The Life of James Maxton
James Maxton (1885-1946) was best known as a charismatic socialist politician and champion of the ordinary man during the inter-war years. He became a member of the Independent Labour Party in 1906 and was elected M.P. for Bridgeton in 1922, a position he held until his death.

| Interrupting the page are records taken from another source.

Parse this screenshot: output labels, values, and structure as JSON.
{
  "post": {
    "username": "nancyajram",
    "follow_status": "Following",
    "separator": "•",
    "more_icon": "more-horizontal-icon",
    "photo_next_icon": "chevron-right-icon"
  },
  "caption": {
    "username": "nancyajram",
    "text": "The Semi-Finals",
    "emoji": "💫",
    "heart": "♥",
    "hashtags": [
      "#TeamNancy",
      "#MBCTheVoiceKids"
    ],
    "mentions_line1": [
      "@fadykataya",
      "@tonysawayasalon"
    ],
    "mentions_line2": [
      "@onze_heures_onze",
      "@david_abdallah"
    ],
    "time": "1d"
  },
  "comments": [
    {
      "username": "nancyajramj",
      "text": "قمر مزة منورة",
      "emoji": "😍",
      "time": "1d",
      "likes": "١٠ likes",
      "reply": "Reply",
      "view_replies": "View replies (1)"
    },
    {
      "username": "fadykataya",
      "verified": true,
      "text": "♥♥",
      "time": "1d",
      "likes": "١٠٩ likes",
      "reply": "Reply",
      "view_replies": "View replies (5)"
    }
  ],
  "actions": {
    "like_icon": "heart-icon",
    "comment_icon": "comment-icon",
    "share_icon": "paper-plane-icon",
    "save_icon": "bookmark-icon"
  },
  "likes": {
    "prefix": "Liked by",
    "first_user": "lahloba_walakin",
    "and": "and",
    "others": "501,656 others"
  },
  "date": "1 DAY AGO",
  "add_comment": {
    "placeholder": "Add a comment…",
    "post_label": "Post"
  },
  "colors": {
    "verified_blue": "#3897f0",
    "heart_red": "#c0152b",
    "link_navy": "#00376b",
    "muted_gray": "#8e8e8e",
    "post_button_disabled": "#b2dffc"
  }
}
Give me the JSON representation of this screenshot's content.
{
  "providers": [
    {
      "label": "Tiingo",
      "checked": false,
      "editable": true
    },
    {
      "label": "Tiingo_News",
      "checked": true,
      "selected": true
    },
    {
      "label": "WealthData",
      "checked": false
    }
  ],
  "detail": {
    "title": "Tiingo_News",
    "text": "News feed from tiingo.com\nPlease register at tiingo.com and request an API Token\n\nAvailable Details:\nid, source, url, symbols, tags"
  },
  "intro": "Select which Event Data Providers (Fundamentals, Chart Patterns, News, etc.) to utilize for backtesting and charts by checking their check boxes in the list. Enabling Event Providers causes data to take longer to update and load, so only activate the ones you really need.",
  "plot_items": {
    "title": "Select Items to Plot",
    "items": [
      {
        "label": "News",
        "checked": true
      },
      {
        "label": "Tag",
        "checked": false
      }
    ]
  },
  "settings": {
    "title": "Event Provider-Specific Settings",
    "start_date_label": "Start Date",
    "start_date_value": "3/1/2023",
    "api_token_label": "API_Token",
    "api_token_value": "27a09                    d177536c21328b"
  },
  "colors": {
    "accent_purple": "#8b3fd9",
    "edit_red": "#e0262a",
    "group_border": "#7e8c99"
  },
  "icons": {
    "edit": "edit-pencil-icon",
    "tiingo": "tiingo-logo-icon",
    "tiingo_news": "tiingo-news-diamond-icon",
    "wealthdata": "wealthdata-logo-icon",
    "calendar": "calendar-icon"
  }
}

Throughout his life he always retained a strong belief and faith in the decency of ordinary people and firmly believed in the ideal of the brotherhood of man. As a result, he was popular with and respected by many ordinary people, as well as his fellow colleagues in Parliament. Earning a reputation early on for being a Red Clydeside revolutionary, his brand of Socialism and pacifism was based on a belief that ordinary people could relate to, rather than any high-flown theory. His career covered two world wars, the General Strike and Great Depression, the Means Test and Hunger Marches and the rise of the Labour Party.